Some Muslims will tell you the stress they go through the night before a job interview or their first day at work. Many anticipate the feeling of being at a disadvantage, simply because they will refuse that handshake with the opposite sex for “religious reasons”. Well, this could all be a thing of the past.
New policies about physical contact at work are being introduced, in which employers will be given the ability to ban handshakes to avoid confusion about what kind of “touch” is acceptable. 
Kate Palmer, an associate director of advisory at HR consultancy Peninsula, said:
“Some employers may put a complete ban on physical contact. Whether that’s going too far or not is a question I would pose, because it’s contextual. Does shaking someone’s hand go too far?”
“They may just say ‘no contact at all’ because there’s no grey area. It makes it simple, but it takes away affection which in some ways is a sad thing.” 
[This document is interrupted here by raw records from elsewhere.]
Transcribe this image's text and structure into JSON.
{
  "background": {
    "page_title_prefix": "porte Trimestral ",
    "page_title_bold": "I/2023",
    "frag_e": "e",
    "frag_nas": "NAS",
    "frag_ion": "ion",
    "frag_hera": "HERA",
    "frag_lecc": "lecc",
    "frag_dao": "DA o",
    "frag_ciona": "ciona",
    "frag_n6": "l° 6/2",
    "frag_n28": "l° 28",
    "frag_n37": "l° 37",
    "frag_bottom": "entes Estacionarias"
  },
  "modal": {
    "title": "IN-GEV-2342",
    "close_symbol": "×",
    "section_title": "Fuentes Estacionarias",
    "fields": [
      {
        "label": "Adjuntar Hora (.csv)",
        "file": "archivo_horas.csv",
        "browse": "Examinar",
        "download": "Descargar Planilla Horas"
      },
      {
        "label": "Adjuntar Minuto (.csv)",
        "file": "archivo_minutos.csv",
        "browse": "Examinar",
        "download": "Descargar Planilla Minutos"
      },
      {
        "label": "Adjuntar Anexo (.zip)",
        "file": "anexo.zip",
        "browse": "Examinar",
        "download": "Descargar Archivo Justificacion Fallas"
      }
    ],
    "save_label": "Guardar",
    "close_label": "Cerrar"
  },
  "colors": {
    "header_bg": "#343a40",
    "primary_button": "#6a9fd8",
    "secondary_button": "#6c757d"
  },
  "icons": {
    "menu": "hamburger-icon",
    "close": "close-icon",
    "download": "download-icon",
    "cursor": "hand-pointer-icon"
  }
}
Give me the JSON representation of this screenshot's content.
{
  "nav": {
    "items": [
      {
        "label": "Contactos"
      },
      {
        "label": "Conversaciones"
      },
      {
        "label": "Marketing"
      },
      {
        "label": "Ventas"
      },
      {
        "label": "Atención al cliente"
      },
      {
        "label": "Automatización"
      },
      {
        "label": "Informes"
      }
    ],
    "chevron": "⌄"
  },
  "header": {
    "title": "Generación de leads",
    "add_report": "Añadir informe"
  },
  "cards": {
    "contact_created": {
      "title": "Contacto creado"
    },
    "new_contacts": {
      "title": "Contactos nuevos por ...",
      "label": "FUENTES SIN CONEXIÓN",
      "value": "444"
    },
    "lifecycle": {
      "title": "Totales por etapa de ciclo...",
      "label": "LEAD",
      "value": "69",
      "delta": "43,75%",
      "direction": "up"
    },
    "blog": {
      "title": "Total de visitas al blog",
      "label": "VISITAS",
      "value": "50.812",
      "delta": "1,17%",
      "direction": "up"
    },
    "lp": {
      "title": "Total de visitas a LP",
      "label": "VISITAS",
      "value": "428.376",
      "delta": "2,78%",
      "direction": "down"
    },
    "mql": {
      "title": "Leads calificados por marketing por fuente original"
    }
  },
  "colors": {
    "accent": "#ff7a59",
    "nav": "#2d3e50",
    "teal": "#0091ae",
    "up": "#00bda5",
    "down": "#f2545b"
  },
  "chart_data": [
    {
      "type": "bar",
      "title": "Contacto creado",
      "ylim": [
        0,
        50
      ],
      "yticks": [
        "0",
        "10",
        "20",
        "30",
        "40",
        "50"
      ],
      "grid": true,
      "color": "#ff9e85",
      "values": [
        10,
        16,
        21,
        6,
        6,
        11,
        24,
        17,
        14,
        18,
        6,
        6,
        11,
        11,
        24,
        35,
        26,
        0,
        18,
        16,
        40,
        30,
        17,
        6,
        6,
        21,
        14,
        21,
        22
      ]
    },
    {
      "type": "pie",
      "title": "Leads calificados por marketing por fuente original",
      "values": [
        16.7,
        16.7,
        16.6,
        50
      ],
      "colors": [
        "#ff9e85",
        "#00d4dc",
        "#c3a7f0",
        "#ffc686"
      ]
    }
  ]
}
She also added that although “you’re probably safe with a handshake”, it is best to follow a rule if there is one set by employers.2
“That’s the most physical contact I would have with a fellow employee. Even if it’s a sensitive situation, when someone is upset. I would be very mindful of a hug or putting my hand on their hand. Try to separate it from being too personal.” 
In a recent survey conducted by Totaljobs and consisting of 2000 adults, three out of four people were keen for a complete physical contact ban in the workplace.  The new guidelines aim to give each employee their right to consent in this matter.
The changes come as a result of the #MeToo movement that started in late 2017, whereby women who had been sexually assaulted, harassed, or intimidated spoke out against their perpetrators.  Now, employers may ban any form of physical contact to avoid expensive sexual harassment claims altogether.
The news comes as a celebration for Muslims. Although the Islamic ruling does not relate to hands specifically, in Islām, any form of physical contact between unrelated members of the opposite sex is generally prohibited. This is to prevent a greater harm, such as the cases of #MeToo, in the future, as well as the possibility of false accusations.
As the Prophet (sall Allāhu ʿalayhi wa sallam) said:
“If one of you were to be struck in the head with an iron needle, it would be better for him than if he were to touch a woman he is not allowed to.” 
Comfortable physical interaction between the sexes is part of the reason the #MeToo movement began, and it gained so much momentum because so many women had, unfortunately, been wrongfully treated and intimidated by their male counterparts.
In 2013, research commissioned by employment law specialists polled 1,579 people, finding the following shocking statistics on sexual harassment in the workplace: 
- 60% of females surveyed said they had experienced ‘inappropriate’ behaviour from a male colleague, with 21% classing it as persistent;
- More than a third of women surveyed said a senior male colleague had made inappropriate comments about their breasts, sex life, backside, or the clothes they were wearing;
- One in six women had been forced to fend off a colleague who tried to kiss her and 12% had a colleague place his hand on their behind;
- Of the 24% of women who had a superior make a move on them, 5% then lost their job, and more than one in 10 said they had been turned down for a promotion;
- Almost 40% of men surveyed said they had been victims of sexual harassment.
We, as Muslims, know that the general principles of our dīn always have humanities’ best interests at heart, and perhaps, if others begin to follow this rule in the workplace, then hopefully these cases can be avoided in the future.
 Reported by al-Ṭabarānī & Bayhaqi